= Beginning of Section =
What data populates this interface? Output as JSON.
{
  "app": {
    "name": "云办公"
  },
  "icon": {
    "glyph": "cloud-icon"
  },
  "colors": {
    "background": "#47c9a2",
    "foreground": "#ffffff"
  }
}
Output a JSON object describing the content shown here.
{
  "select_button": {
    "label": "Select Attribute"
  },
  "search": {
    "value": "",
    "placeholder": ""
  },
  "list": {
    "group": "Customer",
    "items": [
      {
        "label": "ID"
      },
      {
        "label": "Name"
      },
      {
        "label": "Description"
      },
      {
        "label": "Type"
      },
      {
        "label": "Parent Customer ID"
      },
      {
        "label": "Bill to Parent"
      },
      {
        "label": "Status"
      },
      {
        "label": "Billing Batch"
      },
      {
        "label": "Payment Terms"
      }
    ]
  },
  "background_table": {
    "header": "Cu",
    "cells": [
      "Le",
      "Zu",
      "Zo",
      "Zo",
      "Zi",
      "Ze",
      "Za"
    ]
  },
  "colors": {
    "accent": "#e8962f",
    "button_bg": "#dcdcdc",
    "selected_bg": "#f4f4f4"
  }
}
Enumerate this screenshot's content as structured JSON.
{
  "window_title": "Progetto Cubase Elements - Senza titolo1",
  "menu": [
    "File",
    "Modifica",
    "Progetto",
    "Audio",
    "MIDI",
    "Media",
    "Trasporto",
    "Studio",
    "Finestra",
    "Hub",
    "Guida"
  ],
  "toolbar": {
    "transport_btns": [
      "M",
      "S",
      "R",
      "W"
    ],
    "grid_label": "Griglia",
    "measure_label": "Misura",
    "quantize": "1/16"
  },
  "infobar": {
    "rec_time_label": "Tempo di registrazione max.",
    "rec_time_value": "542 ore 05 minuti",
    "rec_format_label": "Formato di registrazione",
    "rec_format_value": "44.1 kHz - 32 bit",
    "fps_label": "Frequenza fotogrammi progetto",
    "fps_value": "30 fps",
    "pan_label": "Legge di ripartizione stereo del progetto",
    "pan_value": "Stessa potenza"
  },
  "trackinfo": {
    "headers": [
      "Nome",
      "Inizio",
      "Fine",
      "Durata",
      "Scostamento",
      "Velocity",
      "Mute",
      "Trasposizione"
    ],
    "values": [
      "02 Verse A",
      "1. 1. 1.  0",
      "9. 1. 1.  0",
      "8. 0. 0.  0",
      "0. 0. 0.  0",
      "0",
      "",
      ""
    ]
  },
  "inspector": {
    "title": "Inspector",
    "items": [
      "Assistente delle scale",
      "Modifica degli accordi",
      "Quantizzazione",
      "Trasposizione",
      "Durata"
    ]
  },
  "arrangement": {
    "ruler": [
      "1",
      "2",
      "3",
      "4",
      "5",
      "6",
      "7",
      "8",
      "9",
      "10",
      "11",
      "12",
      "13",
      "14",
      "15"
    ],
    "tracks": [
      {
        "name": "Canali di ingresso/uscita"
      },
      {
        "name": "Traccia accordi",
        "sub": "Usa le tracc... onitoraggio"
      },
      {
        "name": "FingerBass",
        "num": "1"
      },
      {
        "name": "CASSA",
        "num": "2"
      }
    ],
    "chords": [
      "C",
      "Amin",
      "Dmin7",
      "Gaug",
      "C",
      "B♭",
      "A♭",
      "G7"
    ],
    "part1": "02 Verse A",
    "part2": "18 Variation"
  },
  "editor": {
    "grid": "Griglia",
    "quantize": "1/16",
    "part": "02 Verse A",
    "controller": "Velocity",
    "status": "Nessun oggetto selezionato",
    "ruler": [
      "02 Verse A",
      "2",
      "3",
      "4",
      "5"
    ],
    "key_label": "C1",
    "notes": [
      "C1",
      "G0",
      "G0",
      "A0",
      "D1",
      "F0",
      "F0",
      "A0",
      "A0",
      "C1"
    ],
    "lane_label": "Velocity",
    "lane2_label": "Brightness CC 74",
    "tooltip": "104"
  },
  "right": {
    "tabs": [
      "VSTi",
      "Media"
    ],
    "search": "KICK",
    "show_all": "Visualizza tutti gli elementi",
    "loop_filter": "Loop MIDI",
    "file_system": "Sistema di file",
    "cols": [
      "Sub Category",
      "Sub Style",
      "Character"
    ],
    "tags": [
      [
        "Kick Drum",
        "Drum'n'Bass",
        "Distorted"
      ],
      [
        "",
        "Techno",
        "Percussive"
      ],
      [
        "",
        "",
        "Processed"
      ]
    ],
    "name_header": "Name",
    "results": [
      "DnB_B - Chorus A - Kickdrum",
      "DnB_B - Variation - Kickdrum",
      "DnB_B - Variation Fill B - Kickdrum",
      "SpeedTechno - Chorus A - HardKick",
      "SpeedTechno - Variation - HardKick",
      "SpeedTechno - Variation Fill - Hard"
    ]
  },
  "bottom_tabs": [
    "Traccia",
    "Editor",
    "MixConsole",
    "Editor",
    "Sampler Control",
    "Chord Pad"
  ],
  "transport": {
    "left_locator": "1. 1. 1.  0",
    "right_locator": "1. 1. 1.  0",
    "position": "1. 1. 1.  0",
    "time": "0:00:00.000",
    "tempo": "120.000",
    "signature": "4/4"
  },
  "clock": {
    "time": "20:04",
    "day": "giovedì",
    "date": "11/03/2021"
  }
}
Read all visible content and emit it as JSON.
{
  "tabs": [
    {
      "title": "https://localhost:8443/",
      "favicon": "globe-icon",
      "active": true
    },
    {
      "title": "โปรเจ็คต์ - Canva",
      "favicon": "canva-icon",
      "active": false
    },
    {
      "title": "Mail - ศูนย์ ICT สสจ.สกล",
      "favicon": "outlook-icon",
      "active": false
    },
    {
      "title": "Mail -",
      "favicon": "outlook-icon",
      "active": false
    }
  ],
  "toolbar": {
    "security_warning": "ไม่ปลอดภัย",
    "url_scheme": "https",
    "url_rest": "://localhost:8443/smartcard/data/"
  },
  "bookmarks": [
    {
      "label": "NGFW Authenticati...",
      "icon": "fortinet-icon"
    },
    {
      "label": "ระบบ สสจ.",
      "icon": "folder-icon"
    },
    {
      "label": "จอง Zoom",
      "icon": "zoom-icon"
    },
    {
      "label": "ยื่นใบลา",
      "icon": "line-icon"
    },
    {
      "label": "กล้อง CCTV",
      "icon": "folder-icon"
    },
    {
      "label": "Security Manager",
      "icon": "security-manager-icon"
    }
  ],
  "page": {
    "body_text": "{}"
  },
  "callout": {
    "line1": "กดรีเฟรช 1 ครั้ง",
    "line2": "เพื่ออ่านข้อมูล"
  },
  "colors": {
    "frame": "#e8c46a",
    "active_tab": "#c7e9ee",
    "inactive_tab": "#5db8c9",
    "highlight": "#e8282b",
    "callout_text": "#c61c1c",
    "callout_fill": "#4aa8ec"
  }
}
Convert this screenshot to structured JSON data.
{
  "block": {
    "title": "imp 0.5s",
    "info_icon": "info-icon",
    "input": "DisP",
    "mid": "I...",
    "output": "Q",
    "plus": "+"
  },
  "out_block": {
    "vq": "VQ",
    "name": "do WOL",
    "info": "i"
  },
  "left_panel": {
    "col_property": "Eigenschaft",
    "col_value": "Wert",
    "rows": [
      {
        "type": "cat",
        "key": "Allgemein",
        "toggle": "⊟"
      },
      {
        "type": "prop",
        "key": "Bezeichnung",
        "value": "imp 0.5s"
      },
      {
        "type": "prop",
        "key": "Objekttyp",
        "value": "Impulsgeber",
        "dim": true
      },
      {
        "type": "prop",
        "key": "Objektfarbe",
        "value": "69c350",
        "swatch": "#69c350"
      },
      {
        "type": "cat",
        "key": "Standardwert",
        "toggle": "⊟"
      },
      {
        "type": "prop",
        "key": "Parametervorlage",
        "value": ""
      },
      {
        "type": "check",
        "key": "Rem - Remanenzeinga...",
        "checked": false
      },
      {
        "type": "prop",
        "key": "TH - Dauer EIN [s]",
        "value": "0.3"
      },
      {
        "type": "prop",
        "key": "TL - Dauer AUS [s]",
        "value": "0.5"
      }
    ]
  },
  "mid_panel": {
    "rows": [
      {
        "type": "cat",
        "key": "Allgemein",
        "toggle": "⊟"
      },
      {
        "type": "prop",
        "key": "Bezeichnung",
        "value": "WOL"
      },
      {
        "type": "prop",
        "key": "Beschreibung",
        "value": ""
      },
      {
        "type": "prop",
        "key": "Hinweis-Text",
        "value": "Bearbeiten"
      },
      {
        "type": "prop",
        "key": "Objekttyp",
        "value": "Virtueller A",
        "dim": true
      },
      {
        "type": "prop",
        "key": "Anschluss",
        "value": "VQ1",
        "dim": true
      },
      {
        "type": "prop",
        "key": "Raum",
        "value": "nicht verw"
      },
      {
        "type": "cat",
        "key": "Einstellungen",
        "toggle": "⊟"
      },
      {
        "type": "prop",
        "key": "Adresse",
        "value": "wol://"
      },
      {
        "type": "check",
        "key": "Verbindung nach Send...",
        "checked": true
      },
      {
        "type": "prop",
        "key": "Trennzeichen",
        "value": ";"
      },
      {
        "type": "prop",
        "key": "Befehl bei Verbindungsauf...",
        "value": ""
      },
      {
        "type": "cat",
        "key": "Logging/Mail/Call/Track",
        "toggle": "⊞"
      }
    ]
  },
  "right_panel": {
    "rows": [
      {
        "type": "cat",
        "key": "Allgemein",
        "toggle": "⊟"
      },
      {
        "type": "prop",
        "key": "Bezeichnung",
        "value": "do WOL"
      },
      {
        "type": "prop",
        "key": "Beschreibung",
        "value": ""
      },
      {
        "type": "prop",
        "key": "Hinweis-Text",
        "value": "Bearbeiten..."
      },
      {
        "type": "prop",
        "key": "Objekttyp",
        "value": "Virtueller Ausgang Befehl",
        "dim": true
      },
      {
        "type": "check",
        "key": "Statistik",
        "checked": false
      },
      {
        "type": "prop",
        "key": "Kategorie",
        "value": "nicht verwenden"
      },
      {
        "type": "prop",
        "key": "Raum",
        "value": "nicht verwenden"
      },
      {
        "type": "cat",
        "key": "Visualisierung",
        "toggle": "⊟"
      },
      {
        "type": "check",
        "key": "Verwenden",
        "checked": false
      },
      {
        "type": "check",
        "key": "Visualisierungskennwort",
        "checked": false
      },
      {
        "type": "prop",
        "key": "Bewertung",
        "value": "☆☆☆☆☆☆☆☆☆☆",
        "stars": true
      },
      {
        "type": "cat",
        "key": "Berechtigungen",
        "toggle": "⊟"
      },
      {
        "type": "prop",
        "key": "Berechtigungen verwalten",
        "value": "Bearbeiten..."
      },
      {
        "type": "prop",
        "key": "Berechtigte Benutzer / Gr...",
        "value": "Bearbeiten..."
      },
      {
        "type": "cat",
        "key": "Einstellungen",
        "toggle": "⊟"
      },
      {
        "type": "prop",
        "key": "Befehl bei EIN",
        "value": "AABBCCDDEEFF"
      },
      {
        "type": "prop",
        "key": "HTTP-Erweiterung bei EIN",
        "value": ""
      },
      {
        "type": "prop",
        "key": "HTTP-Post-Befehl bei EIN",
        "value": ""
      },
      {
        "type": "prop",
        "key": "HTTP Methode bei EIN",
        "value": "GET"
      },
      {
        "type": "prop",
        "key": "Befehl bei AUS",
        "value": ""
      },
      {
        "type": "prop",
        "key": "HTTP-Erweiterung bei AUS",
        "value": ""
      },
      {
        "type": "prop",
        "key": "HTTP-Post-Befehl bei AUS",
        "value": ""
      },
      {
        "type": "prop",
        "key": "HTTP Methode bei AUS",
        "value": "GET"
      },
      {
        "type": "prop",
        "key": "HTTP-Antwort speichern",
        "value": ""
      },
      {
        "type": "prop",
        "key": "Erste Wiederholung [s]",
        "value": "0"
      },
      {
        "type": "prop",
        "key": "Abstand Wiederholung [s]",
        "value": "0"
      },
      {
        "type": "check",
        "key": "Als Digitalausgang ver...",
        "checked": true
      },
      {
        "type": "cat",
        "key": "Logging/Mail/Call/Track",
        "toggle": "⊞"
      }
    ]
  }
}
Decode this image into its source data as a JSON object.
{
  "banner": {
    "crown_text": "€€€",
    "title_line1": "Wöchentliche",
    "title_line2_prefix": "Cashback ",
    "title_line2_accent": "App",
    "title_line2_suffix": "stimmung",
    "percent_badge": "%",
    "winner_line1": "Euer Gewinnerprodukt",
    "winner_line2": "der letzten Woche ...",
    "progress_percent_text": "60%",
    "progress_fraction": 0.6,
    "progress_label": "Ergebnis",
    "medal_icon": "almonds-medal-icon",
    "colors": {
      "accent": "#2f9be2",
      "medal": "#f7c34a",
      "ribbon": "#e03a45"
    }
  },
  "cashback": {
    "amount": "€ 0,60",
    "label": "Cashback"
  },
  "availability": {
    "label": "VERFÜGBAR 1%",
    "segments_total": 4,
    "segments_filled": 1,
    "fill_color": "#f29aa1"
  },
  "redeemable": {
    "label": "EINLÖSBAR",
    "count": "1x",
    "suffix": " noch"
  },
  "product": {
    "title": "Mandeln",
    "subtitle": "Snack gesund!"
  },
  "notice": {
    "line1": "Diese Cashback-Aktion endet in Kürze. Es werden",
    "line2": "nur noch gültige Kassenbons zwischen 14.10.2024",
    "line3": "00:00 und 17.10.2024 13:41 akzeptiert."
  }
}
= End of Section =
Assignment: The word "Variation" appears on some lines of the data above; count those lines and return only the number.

Output for this task: 5